It wasn’t my idea but I swam in the lake of love it created.Advertisement
Like a lot of things in Madison the now fabulously successful Ride the Drive event came from a committee. The sixth season of Ride the Drive kicks off this Sunday, June 1st, from 10 am to 3 pm.
When I was Mayor of Madison I appointed a committee that we named the Platinum Bike Committee. Their purpose was to put together a plan that would get the city to Platinum status from its current Gold rating in the League of American Bicyclists’ Bicycle Friendly Communities program.
The Platinum Committee worked for a year and came up with about a report with 100 recommendations, one of which was to have an open streets event like the one started in Bogota, Columbia. Dubbed “ciclovia,” Bogota’s event got its start in 1976 and today some seventy miles of street are opened to bikes and pedestrians and closed to cars every Sunday morning.
Madison’s attempt was going to be more modest. Just one Sunday morning would be selected and only a mile or so of street would be used. We settled on a Sunday in August, which was relatively light on other events and we picked the John Nolen causeway for the location. That strip of roadway is Madison’s killer view introduction to the city. The Capitol building peeks out from behind other buildings on the isthmus and the Monona Terrace Convention Center gleams in front of sparkling Lake Monona.
I thought this was going to be great. John Burke thought it wasn’t going to be great enough. The CEO of Trek was picking up the tab for most of the event and he had loaned us his community relations person Krista Rettig, a one woman organizational powerhouse, to get it off the ground. John does not settle for anything less than amazing and he thought the mile of John Nolen Drive was fine and fine wasn’t good enough.
So, John sketched out a seven-mile loop that ran around the Capital Square and down State Street and back to Brittingham Park and to the causeway. The politician in me cringed. There were no churches on John Nolen Drive. There were several within the loop John had roughed out. I was prepared to take some heat from angry drivers, but now I was setting myself up to be accused of separating people from their eternal salvation.
So we reached out to the churches, the businesses and the residents inside the circuit. And coolness abounded. They all thought it was a great idea and the level of cooperation was amazing.
We programmed some music and other events like a whole huge intersection for kids to chalk. There would be the world’s longest picnic table. Oscar Mayer donated thousands of hot dogs, which were to be sold for a buck with proceeds going to charity. There would be face painting and bike tune-ups and all manner of spontaneous revelry.
And when the day arrived the weather cooperated. Late August in Wisconsin can be hot and muggy, and you know, it’s not so much the heat as it is the humidity. But this Sunday dawned clear, dry and cool.

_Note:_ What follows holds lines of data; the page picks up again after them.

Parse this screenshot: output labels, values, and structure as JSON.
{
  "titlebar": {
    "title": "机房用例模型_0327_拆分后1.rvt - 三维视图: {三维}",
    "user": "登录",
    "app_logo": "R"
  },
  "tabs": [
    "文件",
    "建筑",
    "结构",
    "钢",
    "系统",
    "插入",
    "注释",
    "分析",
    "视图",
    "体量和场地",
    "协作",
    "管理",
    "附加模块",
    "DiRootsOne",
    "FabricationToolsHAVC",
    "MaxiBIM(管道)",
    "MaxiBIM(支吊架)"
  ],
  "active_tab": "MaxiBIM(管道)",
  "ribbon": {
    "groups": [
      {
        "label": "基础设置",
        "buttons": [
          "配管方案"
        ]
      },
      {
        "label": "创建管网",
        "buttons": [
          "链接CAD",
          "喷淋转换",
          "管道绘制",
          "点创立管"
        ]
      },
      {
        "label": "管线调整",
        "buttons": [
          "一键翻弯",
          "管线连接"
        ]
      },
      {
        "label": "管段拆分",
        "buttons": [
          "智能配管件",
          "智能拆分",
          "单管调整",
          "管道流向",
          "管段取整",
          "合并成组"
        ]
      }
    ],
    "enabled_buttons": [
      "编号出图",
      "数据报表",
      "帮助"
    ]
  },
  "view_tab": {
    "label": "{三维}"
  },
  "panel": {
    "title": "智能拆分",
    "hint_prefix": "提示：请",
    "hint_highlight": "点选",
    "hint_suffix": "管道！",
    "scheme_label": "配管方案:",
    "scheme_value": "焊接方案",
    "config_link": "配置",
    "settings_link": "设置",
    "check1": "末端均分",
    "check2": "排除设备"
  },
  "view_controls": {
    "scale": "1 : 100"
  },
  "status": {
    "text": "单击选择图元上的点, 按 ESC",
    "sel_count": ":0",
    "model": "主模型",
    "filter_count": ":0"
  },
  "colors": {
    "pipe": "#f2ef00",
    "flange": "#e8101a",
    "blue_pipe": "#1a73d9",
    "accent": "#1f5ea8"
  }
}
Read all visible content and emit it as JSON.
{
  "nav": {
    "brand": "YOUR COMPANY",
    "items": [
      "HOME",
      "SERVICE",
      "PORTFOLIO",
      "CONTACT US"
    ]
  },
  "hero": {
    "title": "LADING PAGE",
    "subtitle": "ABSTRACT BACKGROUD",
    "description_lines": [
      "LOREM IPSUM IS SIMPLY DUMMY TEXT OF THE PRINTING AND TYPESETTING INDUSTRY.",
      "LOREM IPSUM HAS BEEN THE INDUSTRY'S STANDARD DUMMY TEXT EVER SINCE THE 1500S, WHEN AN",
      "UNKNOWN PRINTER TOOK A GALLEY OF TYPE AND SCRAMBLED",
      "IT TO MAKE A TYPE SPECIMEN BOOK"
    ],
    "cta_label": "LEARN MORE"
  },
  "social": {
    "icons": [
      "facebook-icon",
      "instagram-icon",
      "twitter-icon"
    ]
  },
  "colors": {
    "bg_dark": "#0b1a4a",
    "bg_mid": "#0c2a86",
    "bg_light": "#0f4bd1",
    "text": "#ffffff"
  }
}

As I road the circuit over and over again people called out happy things to me and many told me that we should do this every Sunday. On Monday my email was crammed with political love.
We estimated that about 20,000 people had attended and there were a lot of families there. People told me that they hadn’t seen their bikes in years, but they dug them out of their basements, pumped up the tires, sprayed some oil on the chain and got moving again. And that really is the point of open streets events. Reintroduce people to their bikes and to the pure fun of cycling.
For those of you who can be in Madison on Sunday stop by the Bike Fed tent. It’d be good to see you out there swimming in the love.
Note: http://www.cityofmadison.com/parks/ridethedrive/, the website for Ride the Drive was down this morning when we published this blog.
For more information contact:
- Laura Whitmore, 608-266-5949, email@example.com